The Federal Communications Commission building

The Federal Communications Commission (FCC) released a Declaratory Ruling and Order last week addressing a petition regarding soundboard technology. The Ruling comes in response to petitions from NorthStar Alarm Services, LLC and Yodel Technologies LLC. The FCC essentially reaffirms the status quo, which is that soundboard technology—also known as "avatar tehcnology"—must conform to the same consent standards as any other prerecorded voice message.

The FCC explains its stance in the introduction to the Ruling:

“With this Declaratory Ruling, we confirm that the TCPA applies to any telephone call to a residential telephone line initiated using an artificial or prerecorded voice message. If such a call is initiated using an artificial or prerecorded voice message—whether made using soundboard technology or otherwise—the caller must obtain the called party’s prior express consent for such a call unless an exemption applies. This is true even if a live agent controls the initial artificial or prerecorded voice message using soundboard technology.”

Northstar had sought a “ruling that the use of ‘soundboard technology’ is not use of an artificial or prerecorded voice that delivers a message under the TCPA because soundboard requires a live agent to play multiple short recorded messages instead of one continuous prerecorded message.” Yodel, meanwhile, had sought a “retroactive waiver of the Commission’s rules for calls it made using soundboard technology.” This FCC Ruling explicitly denies both of these requests.

The consequences for callers are clear: soundboard technology does not exist in some nebulously regulated space; prior express consent is a clear requirement for compliance.

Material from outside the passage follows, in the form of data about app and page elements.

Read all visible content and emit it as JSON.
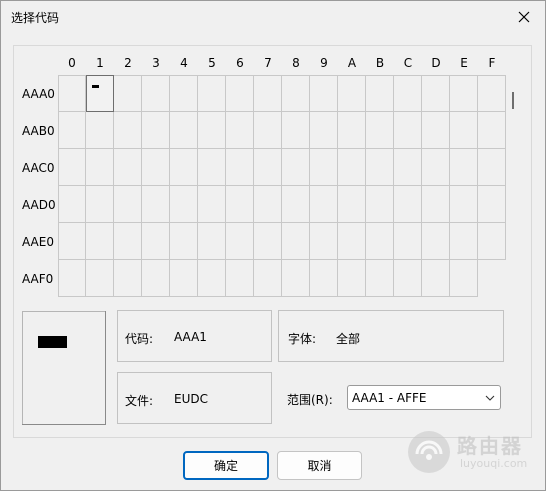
{
  "window": {
    "title": "选择代码"
  },
  "grid": {
    "columns": [
      "0",
      "1",
      "2",
      "3",
      "4",
      "5",
      "6",
      "7",
      "8",
      "9",
      "A",
      "B",
      "C",
      "D",
      "E",
      "F"
    ],
    "rows": [
      "AAA0",
      "AAB0",
      "AAC0",
      "AAD0",
      "AAE0",
      "AAF0"
    ],
    "selected": {
      "row": "AAA0",
      "column": "1"
    }
  },
  "info": {
    "code_label": "代码:",
    "code_value": "AAA1",
    "font_label": "字体:",
    "font_value": "全部",
    "file_label": "文件:",
    "file_value": "EUDC",
    "range_label": "范围(R):",
    "range_value": "AAA1 - AFFE"
  },
  "buttons": {
    "ok_label": "确定",
    "cancel_label": "取消"
  },
  "watermark": {
    "brand_cn": "路由器",
    "brand_url": "luyouqi.com"
  },
  "colors": {
    "window_bg": "#f0f0f0",
    "grid_line": "#c8c8c8",
    "accent": "#0067c0"
  },
  "icons": {
    "close": "close-icon",
    "dropdown": "chevron-down-icon",
    "watermark_logo": "router-logo-icon"
  }
}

Any callers who use soundboard technology would be well served to review their policies in order to ensure compliance with this clearly explicated consent standard.